== The task ==
An exact copy of every record below is what's needed here.

Data records for software interfaces
+---+

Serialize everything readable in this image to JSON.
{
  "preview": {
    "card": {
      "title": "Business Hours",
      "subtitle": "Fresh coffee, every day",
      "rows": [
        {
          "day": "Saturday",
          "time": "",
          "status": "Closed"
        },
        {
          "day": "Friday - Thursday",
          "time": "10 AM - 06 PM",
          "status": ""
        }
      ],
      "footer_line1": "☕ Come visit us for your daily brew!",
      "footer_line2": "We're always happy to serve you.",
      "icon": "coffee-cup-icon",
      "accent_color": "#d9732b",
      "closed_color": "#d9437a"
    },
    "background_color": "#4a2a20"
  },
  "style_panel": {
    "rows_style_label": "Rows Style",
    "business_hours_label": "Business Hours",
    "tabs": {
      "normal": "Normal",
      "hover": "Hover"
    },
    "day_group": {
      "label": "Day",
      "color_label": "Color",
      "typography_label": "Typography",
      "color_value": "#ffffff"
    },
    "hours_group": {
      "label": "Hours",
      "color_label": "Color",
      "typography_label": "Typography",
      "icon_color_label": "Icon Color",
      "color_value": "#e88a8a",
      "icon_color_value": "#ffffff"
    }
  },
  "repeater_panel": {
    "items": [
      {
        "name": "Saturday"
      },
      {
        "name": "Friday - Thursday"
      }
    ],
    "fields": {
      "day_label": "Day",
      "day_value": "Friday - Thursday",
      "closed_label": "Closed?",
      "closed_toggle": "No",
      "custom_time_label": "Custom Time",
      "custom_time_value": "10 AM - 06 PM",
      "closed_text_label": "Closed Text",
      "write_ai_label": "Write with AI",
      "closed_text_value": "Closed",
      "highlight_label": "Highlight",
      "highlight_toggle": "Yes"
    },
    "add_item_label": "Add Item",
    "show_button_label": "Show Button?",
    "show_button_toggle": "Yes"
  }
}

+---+

== Expected answer ==
Serialize everything readable in this image to JSON.
{
  "preview": {
    "card": {
      "title": "Business Hours",
      "subtitle": "Fresh coffee, every day",
      "rows": [
        {
          "day": "Saturday",
          "time": "",
          "status": "Closed"
        },
        {
          "day": "Friday - Thursday",
          "time": "10 AM - 06 PM",
          "status": ""
        }
      ],
      "footer_line1": "☕ Come visit us for your daily brew!",
      "footer_line2": "We're always happy to serve you.",
      "icon": "coffee-cup-icon",
      "accent_color": "#d9732b",
      "closed_color": "#d9437a"
    },
    "background_color": "#4a2a20"
  },
  "style_panel": {
    "rows_style_label": "Rows Style",
    "business_hours_label": "Business Hours",
    "tabs": {
      "normal": "Normal",
      "hover": "Hover"
    },
    "day_group": {
      "label": "Day",
      "color_label": "Color",
      "typography_label": "Typography",
      "color_value": "#ffffff"
    },
    "hours_group": {
      "label": "Hours",
      "color_label": "Color",
      "typography_label": "Typography",
      "icon_color_label": "Icon Color",
      "color_value": "#e88a8a",
      "icon_color_value": "#ffffff"
    }
  },
  "repeater_panel": {
    "items": [
      {
        "name": "Saturday"
      },
      {
        "name": "Friday - Thursday"
      }
    ],
    "fields": {
      "day_label": "Day",
      "day_value": "Friday - Thursday",
      "closed_label": "Closed?",
      "closed_toggle": "No",
      "custom_time_label": "Custom Time",
      "custom_time_value": "10 AM - 06 PM",
      "closed_text_label": "Closed Text",
      "write_ai_label": "Write with AI",
      "closed_text_value": "Closed",
      "highlight_label": "Highlight",
      "highlight_toggle": "Yes"
    },
    "add_item_label": "Add Item",
    "show_button_label": "Show Button?",
    "show_button_toggle": "Yes"
  }
}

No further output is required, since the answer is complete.